Rules of Golf - Recent Ruling
Written by: Darin Green, Senior Director of Rules & Competitions
The Rules of Golf are written in such a way that the Rules Committee does not have many instances where they must make a judgement call; most rulings are unambiguous. For instance, a ball is either in bounds or out of bounds, a player is either at the starting tee on time or late, and a ball was either played from the correct place or the wrong place. There are only a handful of instances where the Committee must make a judgement call when applying the Rules. The most common judgement calls are:
- Reasonable Actions – did the player use reasonable actions in taking their stance or searching for their ball?
- Reasonable Judgment – did the player use reasonable judgement in estimating the point where their ball last crossed into a penalty area, out of bounds, or into an abnormal course condition?
- Serious Misconduct – did a player commit serious misconduct?
- Unreasonable Delay of Play – did a player unreasonably delay play?
- Wrong Place, Serious Breach – when a player plays from a wrong place, did they gain a significant advantage and commit a serious breach?
- Ground Under Repair - should an area of the course be marked as ground under repair?

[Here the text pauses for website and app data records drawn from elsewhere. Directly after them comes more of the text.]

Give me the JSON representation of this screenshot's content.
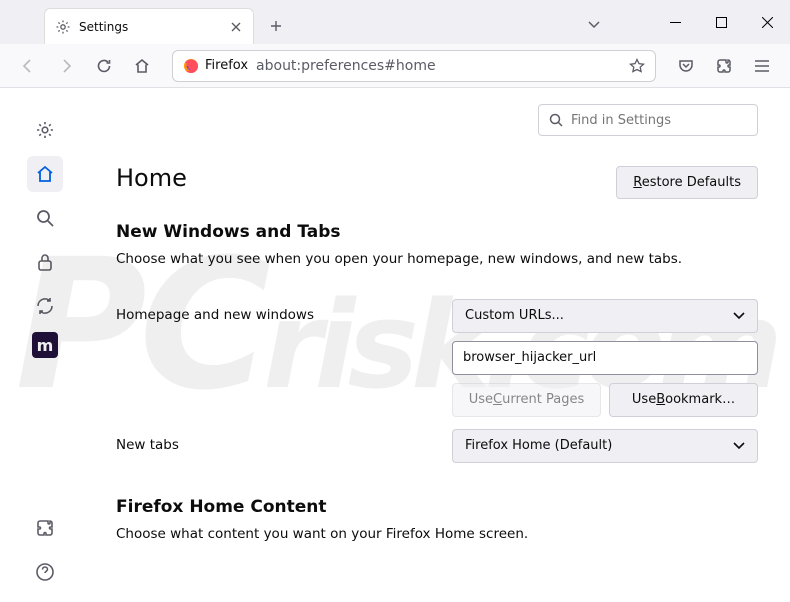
{
  "tab": {
    "label": "Settings"
  },
  "urlbar": {
    "identity": "Firefox",
    "url": "about:preferences#home"
  },
  "toolbar_right": {},
  "search": {
    "placeholder": "Find in Settings"
  },
  "page": {
    "title": "Home",
    "restore": "Restore Defaults"
  },
  "section1": {
    "title": "New Windows and Tabs",
    "desc": "Choose what you see when you open your homepage, new windows, and new tabs."
  },
  "home_windows": {
    "label": "Homepage and new windows",
    "select": "Custom URLs...",
    "value": "browser_hijacker_url",
    "use_current": "Use Current Pages",
    "use_bookmark": "Use Bookmark…"
  },
  "new_tabs": {
    "label": "New tabs",
    "select": "Firefox Home (Default)"
  },
  "section2": {
    "title": "Firefox Home Content",
    "desc": "Choose what content you want on your Firefox Home screen."
  }
}
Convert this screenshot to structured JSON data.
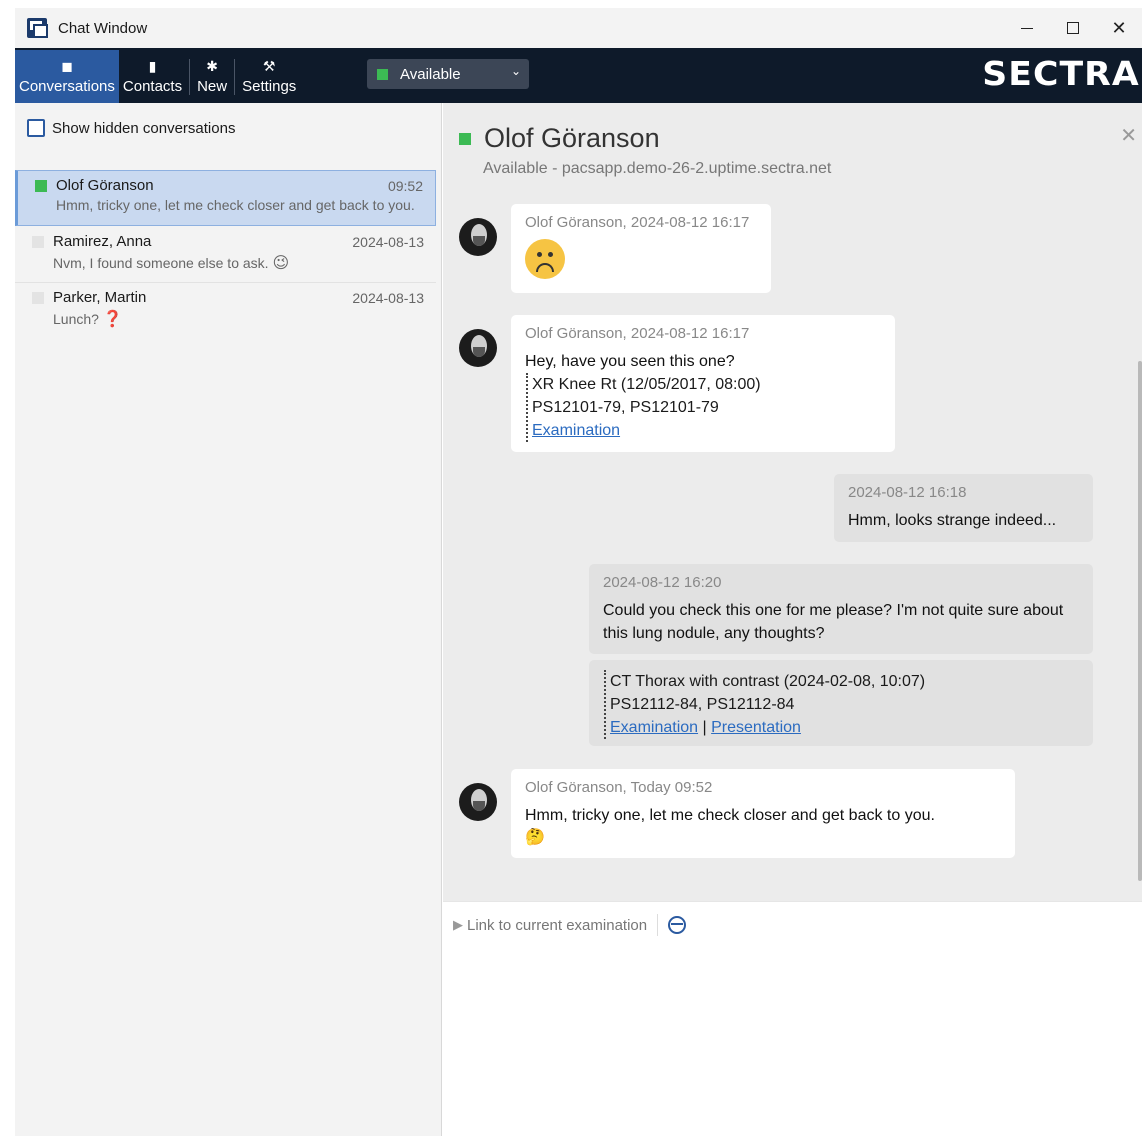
{
  "window": {
    "title": "Chat Window"
  },
  "toolbar": {
    "conversations": "Conversations",
    "contacts": "Contacts",
    "new": "New",
    "settings": "Settings",
    "status": "Available",
    "logo": "SECTRA"
  },
  "sidebar": {
    "show_hidden": "Show hidden conversations",
    "conversations": [
      {
        "name": "Olof Göranson",
        "time": "09:52",
        "preview": "Hmm, tricky one, let me check closer and get back to you.",
        "online": true,
        "selected": true
      },
      {
        "name": "Ramirez, Anna",
        "time": "2024-08-13",
        "preview": "Nvm, I found someone else to ask.",
        "preview_emoji": "😉",
        "online": false
      },
      {
        "name": "Parker, Martin",
        "time": "2024-08-13",
        "preview": "Lunch?",
        "preview_emoji": "❓",
        "online": false
      }
    ]
  },
  "chat": {
    "contact_name": "Olof Göranson",
    "contact_status": "Available - pacsapp.demo-26-2.uptime.sectra.net",
    "messages": [
      {
        "dir": "in",
        "meta": "Olof Göranson, 2024-08-12 16:17",
        "emoji": "sad-face"
      },
      {
        "dir": "in",
        "meta": "Olof Göranson, 2024-08-12 16:17",
        "text": "Hey, have you seen this one?",
        "ref_lines": [
          "XR Knee Rt (12/05/2017, 08:00)",
          "PS12101-79, PS12101-79"
        ],
        "links": [
          "Examination"
        ]
      },
      {
        "dir": "out",
        "meta": "2024-08-12 16:18",
        "text": "Hmm, looks strange indeed..."
      },
      {
        "dir": "out",
        "meta": "2024-08-12 16:20",
        "text": "Could you check this one for me please? I'm not quite sure about this lung nodule, any thoughts?",
        "ref_lines": [
          "CT Thorax with contrast (2024-02-08, 10:07)",
          "PS12112-84, PS12112-84"
        ],
        "links": [
          "Examination",
          "Presentation"
        ],
        "link_sep": "|"
      },
      {
        "dir": "in",
        "meta": "Olof Göranson, Today 09:52",
        "text": "Hmm, tricky one, let me check closer and get back to you.",
        "emoji": "🤔"
      }
    ]
  },
  "compose": {
    "link_label": "Link to current examination",
    "placeholder": ""
  },
  "colors": {
    "accent": "#2b5aa0",
    "online": "#3cba54",
    "toolbar_bg": "#0e1a2a"
  }
}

At a tournament recently, the Committee had to make a judgement call after hearing about a situation that happened on the course. There were some spectators and players questioning if a player dropped a ball in the correct location when taking relief from a red penalty area. The Committee interviewed the witnesses and then took the player back onto the course to where the situation occurred. In summary, the player said he was going for the par-5 green in two, and sliced a 3-wood right of the green towards a red penalty area. The player searched for the ball, but was unable to find it. He then dropped a ball outside the red penalty just right of the green and completed the hole. After listening to the player and witnesses, the Committee decided that the player did not use reasonable judgement in estimating the point where his ball last crossed into the red penalty area and he played from a wrong place. Additionally, the Committee agreed that the place he played from gave him a significant advantage and ruled it was a serious breach (he should have dropped much farther from the green and in a location that had a bunch of trees between him and the green). Regrettably, the penalty for playing from a wrong place, that is also a serious breach, is disqualification if not corrected before the player starts the next hole.
For more, please see Rule 14.7